Mathieu De Coster | Mieke Van Herreweghe | Joni Dambre
Proceedings of the Twelfth Language Resources and Evaluation Conference

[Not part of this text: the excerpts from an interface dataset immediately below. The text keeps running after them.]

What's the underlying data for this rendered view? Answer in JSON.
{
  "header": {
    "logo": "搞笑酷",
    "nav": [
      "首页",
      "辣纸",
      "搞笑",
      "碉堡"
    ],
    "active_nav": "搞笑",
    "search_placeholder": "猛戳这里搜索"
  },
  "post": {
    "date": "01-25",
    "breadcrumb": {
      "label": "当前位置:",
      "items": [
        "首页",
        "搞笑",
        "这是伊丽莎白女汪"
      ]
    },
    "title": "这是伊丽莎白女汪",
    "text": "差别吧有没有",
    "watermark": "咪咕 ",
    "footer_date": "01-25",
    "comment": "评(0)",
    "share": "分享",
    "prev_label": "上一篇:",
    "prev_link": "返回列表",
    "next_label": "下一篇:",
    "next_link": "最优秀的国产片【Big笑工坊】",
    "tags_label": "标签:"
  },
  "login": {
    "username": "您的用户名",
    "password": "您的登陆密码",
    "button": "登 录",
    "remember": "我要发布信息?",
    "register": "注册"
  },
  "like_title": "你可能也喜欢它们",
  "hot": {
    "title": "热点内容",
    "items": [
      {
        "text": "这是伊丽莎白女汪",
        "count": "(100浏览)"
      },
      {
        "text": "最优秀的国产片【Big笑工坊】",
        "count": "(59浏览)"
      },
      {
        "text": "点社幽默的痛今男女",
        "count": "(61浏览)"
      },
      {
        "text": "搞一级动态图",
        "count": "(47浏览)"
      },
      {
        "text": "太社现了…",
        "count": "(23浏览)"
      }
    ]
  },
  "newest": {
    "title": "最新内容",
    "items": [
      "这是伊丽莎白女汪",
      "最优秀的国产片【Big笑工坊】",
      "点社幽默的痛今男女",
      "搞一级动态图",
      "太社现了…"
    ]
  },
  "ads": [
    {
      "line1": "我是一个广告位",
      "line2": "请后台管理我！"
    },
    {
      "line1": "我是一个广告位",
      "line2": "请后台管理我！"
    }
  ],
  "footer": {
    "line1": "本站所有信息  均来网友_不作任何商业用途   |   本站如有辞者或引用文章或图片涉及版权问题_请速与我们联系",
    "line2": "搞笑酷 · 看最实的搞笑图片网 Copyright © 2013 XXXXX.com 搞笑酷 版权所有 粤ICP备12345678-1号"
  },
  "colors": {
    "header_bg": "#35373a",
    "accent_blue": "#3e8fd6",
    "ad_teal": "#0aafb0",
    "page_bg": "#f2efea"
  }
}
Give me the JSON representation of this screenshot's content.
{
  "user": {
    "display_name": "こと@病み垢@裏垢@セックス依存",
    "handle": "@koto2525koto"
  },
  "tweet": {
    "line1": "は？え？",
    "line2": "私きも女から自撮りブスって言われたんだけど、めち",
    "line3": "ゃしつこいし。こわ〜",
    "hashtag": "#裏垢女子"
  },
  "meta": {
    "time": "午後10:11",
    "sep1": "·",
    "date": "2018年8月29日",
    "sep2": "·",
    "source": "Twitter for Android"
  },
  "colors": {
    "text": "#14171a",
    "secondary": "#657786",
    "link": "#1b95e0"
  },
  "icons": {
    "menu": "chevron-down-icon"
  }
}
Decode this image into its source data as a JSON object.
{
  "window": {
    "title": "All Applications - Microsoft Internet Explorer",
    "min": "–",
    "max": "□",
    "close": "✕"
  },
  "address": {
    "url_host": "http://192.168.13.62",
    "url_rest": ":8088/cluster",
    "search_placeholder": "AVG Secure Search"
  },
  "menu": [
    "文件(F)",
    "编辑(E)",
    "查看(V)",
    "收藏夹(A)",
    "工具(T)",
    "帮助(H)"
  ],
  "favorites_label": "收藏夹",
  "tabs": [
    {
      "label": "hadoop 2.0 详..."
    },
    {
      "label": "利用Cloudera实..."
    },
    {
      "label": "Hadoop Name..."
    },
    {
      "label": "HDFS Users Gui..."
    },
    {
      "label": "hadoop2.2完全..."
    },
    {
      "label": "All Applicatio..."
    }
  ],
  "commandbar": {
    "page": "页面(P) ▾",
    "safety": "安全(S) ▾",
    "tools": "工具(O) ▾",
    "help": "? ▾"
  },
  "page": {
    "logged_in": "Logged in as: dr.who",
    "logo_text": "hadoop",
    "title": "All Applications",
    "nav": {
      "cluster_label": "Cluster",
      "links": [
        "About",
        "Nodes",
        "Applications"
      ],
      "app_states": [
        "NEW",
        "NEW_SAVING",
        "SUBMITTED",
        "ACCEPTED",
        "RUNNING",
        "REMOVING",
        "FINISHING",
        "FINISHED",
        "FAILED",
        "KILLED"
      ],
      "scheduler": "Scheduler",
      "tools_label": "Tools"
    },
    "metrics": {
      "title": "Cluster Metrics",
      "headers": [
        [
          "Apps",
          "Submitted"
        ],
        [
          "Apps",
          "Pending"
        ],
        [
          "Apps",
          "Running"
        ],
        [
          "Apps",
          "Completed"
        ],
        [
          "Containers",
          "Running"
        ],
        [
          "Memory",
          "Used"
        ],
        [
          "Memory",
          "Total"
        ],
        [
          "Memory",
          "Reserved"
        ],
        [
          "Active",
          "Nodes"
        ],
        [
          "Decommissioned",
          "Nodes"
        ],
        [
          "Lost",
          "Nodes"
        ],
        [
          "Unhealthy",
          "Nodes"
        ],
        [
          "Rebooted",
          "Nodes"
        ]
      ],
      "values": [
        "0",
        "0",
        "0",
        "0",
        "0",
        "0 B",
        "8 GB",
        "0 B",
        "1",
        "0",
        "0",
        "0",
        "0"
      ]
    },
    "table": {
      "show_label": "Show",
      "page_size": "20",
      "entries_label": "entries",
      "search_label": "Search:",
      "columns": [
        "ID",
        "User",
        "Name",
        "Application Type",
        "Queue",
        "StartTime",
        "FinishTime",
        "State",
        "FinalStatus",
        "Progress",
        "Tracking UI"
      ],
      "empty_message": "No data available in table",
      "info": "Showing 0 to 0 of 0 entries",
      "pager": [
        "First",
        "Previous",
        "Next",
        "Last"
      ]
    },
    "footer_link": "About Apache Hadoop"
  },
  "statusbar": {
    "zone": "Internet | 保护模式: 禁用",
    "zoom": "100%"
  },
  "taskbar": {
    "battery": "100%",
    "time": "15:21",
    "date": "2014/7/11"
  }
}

Sign languages are complex languages. Research into them is ongoing, supported by large video corpora of which only small parts are annotated. Sign language recognition can be used to speed up the annotation process of these corpora, in order to aid research into sign languages and sign language recognition. Previous research has approached sign language recognition in various ways, using feature extraction techniques or end-to-end deep learning. In this work, we apply a combination of feature extraction using OpenPose for human keypoint estimation and end-to-end feature learning with Convolutional Neural Networks. The proven multi-head attention mechanism used in transformers is applied to recognize isolated signs in the Flemish Sign Language corpus. Our proposed method significantly outperforms the previous state of the art of sign language recognition on the Flemish Sign Language corpus: we obtain an accuracy of 74.7% on a vocabulary of 100 classes. Our results will be implemented as a suggestion system for sign language corpus annotation.